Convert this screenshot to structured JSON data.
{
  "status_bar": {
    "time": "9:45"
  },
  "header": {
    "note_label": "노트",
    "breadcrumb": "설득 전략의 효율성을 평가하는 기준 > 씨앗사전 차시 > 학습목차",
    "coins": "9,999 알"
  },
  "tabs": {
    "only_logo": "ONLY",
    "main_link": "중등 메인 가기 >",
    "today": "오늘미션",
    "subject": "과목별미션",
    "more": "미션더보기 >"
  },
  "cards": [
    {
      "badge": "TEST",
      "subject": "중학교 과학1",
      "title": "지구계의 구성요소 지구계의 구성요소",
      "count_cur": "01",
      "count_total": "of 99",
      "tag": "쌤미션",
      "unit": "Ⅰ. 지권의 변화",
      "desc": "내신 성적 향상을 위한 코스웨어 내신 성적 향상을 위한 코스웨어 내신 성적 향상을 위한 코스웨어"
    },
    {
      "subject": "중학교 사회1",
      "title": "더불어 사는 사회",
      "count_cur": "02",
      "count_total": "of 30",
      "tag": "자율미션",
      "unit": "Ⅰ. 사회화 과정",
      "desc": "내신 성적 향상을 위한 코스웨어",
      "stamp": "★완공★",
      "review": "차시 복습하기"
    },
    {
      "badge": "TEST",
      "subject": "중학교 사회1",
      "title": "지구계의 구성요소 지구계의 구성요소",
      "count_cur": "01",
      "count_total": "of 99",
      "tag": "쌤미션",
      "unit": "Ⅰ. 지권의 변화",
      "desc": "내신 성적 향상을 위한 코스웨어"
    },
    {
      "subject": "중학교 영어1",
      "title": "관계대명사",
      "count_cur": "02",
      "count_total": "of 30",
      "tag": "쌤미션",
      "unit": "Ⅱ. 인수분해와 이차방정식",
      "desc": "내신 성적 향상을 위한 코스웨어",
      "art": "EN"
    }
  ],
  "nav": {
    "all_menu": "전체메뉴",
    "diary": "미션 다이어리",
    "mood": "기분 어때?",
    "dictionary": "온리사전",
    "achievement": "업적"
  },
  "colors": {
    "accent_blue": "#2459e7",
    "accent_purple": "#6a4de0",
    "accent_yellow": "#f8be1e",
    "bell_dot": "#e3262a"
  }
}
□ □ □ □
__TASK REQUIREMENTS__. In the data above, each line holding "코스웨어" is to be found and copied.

__ANSWER TO THIS PROBLEM__.
      "desc": "내신 성적 향상을 위한 코스웨어 내신 성적 향상을 위한 코스웨어 내신 성적 향상을 위한 코스웨어"
      "desc": "내신 성적 향상을 위한 코스웨어",
      "desc": "내신 성적 향상을 위한 코스웨어"
      "desc": "내신 성적 향상을 위한 코스웨어",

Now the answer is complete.